In late 2013, Korea began consultations with the TPP-12 on the possible terms of entry but has not officially requested to join. If Korea does, it would likely be at the top of the queue of new members, since it is perhaps best poised to take on TPP commitments, given its high-standard agreements with the United States (the KORUS FTA) and European Union (see Schott and Cimino 2014). Though Korea already has agreements with the majority of TPP countries, most of its FTAs would be substantially upgraded by TPP obligations because those pacts are “KORUS-minus.” Korea would benefit from harmonizing rules and standards and pursuing greater services and investment liberalization through the TPP. Major issues for Korean participation will be resolving residual frictions with Japan, given the stalled bilateral talks of several years ago, as well as addressing sensitive political issues that could hold over from the implementation of the KORUS FTA (Schott 2015).
During a state visit to the United States this week, Indonesia’s President Joko Widodo made a strong statement that the country intends to join the deal—a distinct departure from the past several years where Indonesian officials have been largely skeptical of the TPP because it would impose a heavy reform burden. As the largest economy of the Association of Southeast Asian Nations (ASEAN) in terms of GDP ($888.6 billion) and population (254 million), Indonesia’s participation in the TPP would be significant.
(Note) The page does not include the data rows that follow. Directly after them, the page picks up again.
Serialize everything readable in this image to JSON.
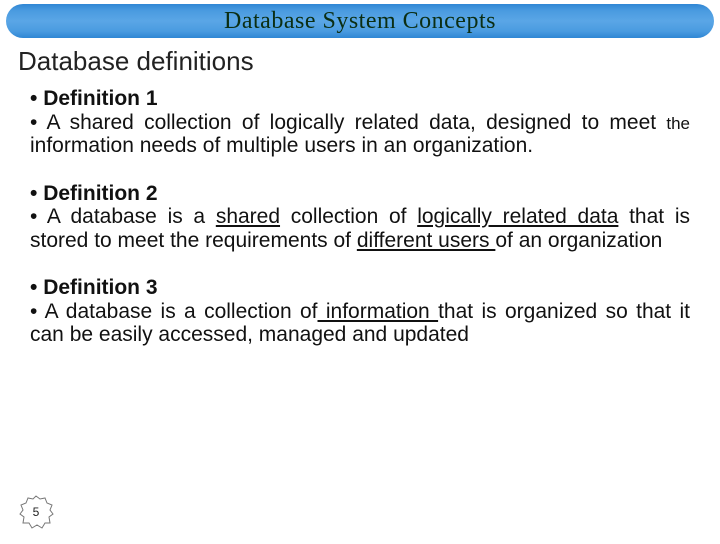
{
  "header": {
    "title": "Database System Concepts"
  },
  "subtitle": "Database definitions",
  "defs": [
    {
      "label": "Definition 1",
      "body_html": "A shared collection of logically related data, designed to meet <span class='sm'>the</span> information needs of multiple users in an organization."
    },
    {
      "label": "Definition 2",
      "body_html": "A database is a <span class='u'>shared</span> collection of <span class='u'>logically related data</span> that is stored to meet the requirements of <span class='u'>different users </span>of an organization"
    },
    {
      "label": "Definition 3",
      "body_html": "A database is a collection of<span class='u'> information </span>that is organized so that it can be easily accessed, managed and updated"
    }
  ],
  "page_number": "5"
}
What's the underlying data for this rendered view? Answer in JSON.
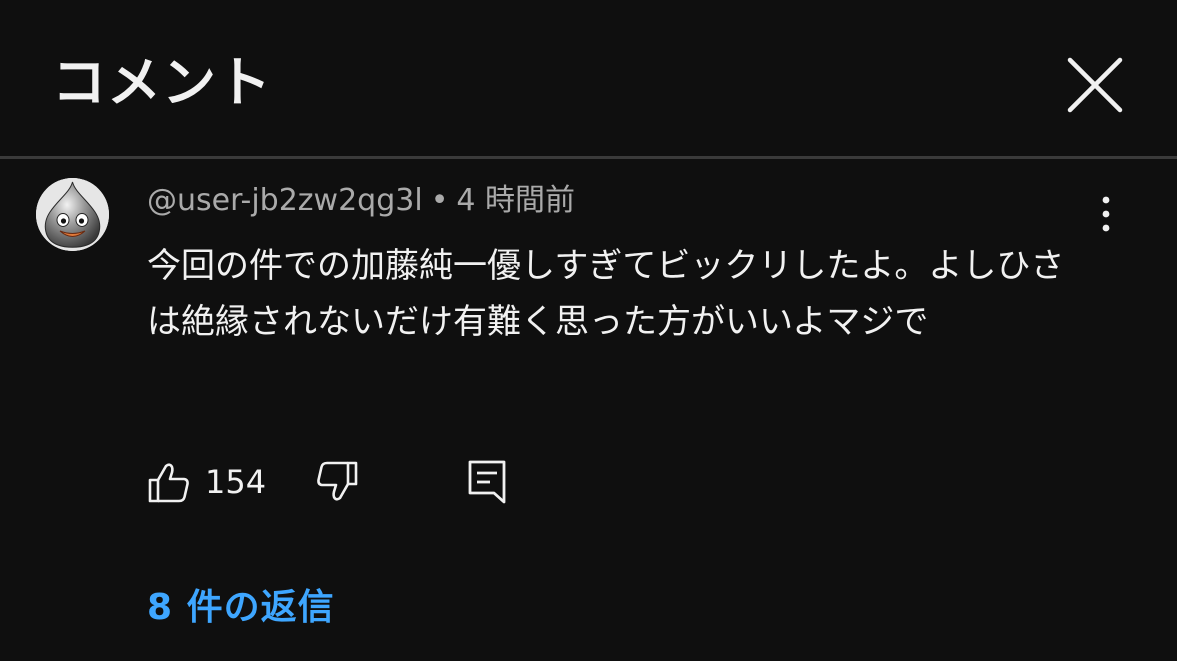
{
  "header": {
    "title": "コメント"
  },
  "comment": {
    "author": "@user-jb2zw2qg3l",
    "separator": "•",
    "timestamp": "4 時間前",
    "text": "今回の件での加藤純一優しすぎてビックリしたよ。よしひさは絶縁されないだけ有難く思った方がいいよマジで",
    "like_count": "154"
  },
  "replies": {
    "label": "8 件の返信"
  },
  "icons": {
    "close": "close-icon",
    "more": "more-vert-icon",
    "like": "thumbs-up-icon",
    "dislike": "thumbs-down-icon",
    "reply": "reply-icon"
  },
  "colors": {
    "background": "#0f0f0f",
    "text": "#f1f1f1",
    "secondary_text": "#aaaaaa",
    "link": "#3ea6ff"
  }
}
Indonesian trade policy has lagged behind compared to its peers, with initiatives mainly restricted to regional agreements through ASEAN—which in general are built on softer liberalization commitments—and only two bilateral agreements—with Japan and Pakistan. Concerns have grown over some retrenchment toward protectionism in recent years, with the growth of nontariff barriers such as import licensing, local content requirements, and restrictions on investment. This highlights both the challenges to participating in the TPP, given the realignment of domestic policies that will be required to meet TPP standards, but also the potential for a major payoff.
When and how could new members join? The final provisions of the TPP will spell out the accession procedures, but they have not yet been made public. The procedures will likely be similar to precedents set in the World Trade Organization (WTO)—though to be sure, the WTO process can be quite complex. In simple terms, this would essentially involve a country formally requesting to join and engaging in intensive consultations with the TPP members or a standing council, which would then assess the country’s ability to comply with TPP rules and disciplines and would negotiate the terms of entry. It is clear however, that any accession process is only likely to start once the pact enters into force—possibly 2017 or much later. The remaining question is whether new members will negotiate entry on a by-country basis or grouped together in a larger second round of negotiations. All that said, would-be members must first have a deal to join: The original TPP-12 must get the deal officially signed and ratified before others can be welcomed to the party.